══ The data
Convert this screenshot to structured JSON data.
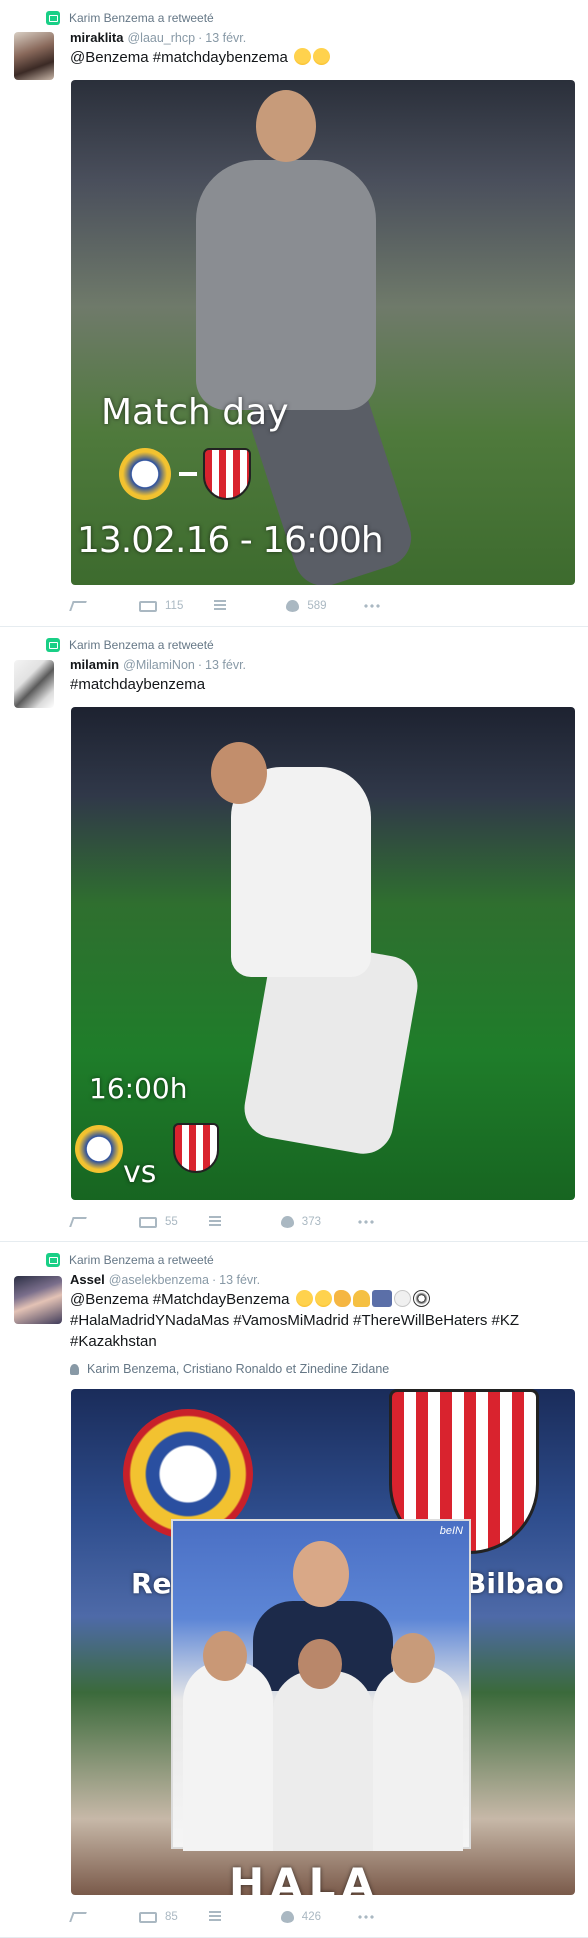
{
  "tweets": [
    {
      "retweeted_by": "Karim Benzema a retweeté",
      "name": "miraklita",
      "handle": "@laau_rhcp",
      "date": "13 févr.",
      "text": "@Benzema #matchdaybenzema",
      "media_text": {
        "match": "Match day",
        "datetime": "13.02.16 - 16:00h"
      },
      "retweets": "115",
      "likes": "589"
    },
    {
      "retweeted_by": "Karim Benzema a retweeté",
      "name": "milamin",
      "handle": "@MilamiNon",
      "date": "13 févr.",
      "text": "#matchdaybenzema",
      "media_text": {
        "time": "16:00h",
        "vs": "vs"
      },
      "retweets": "55",
      "likes": "373"
    },
    {
      "retweeted_by": "Karim Benzema a retweeté",
      "name": "Assel",
      "handle": "@aselekbenzema",
      "date": "13 févr.",
      "text_lines": [
        "@Benzema #MatchdayBenzema",
        "#HalaMadridYNadaMas #VamosMiMadrid #ThereWillBeHaters #KZ",
        "#Kazakhstan"
      ],
      "mentions": "Karim Benzema, Cristiano Ronaldo et Zinedine Zidane",
      "media_text": {
        "left": "Real",
        "right": "Bilbao",
        "bottom": "HALA",
        "logo": "beIN"
      },
      "retweets": "85",
      "likes": "426"
    }
  ],
  "icons": {
    "retweet_badge": "retweet-icon",
    "reply": "reply-icon",
    "retweet": "retweet-icon",
    "collection": "stack-icon",
    "like": "heart-icon",
    "more": "more-icon",
    "people": "person-icon"
  },
  "colors": {
    "retweet_badge": "#19cf86",
    "meta_text": "#657786",
    "action_icon": "#aab8c2",
    "separator": "#e6ecf0"
  }
}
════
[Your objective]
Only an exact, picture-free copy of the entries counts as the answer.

[Finished exercise]
Convert this screenshot to structured JSON data.
{
  "tweets": [
    {
      "retweeted_by": "Karim Benzema a retweeté",
      "name": "miraklita",
      "handle": "@laau_rhcp",
      "date": "13 févr.",
      "text": "@Benzema #matchdaybenzema",
      "media_text": {
        "match": "Match day",
        "datetime": "13.02.16 - 16:00h"
      },
      "retweets": "115",
      "likes": "589"
    },
    {
      "retweeted_by": "Karim Benzema a retweeté",
      "name": "milamin",
      "handle": "@MilamiNon",
      "date": "13 févr.",
      "text": "#matchdaybenzema",
      "media_text": {
        "time": "16:00h",
        "vs": "vs"
      },
      "retweets": "55",
      "likes": "373"
    },
    {
      "retweeted_by": "Karim Benzema a retweeté",
      "name": "Assel",
      "handle": "@aselekbenzema",
      "date": "13 févr.",
      "text_lines": [
        "@Benzema #MatchdayBenzema",
        "#HalaMadridYNadaMas #VamosMiMadrid #ThereWillBeHaters #KZ",
        "#Kazakhstan"
      ],
      "mentions": "Karim Benzema, Cristiano Ronaldo et Zinedine Zidane",
      "media_text": {
        "left": "Real",
        "right": "Bilbao",
        "bottom": "HALA",
        "logo": "beIN"
      },
      "retweets": "85",
      "likes": "426"
    }
  ],
  "icons": {
    "retweet_badge": "retweet-icon",
    "reply": "reply-icon",
    "retweet": "retweet-icon",
    "collection": "stack-icon",
    "like": "heart-icon",
    "more": "more-icon",
    "people": "person-icon"
  },
  "colors": {
    "retweet_badge": "#19cf86",
    "meta_text": "#657786",
    "action_icon": "#aab8c2",
    "separator": "#e6ecf0"
  }
}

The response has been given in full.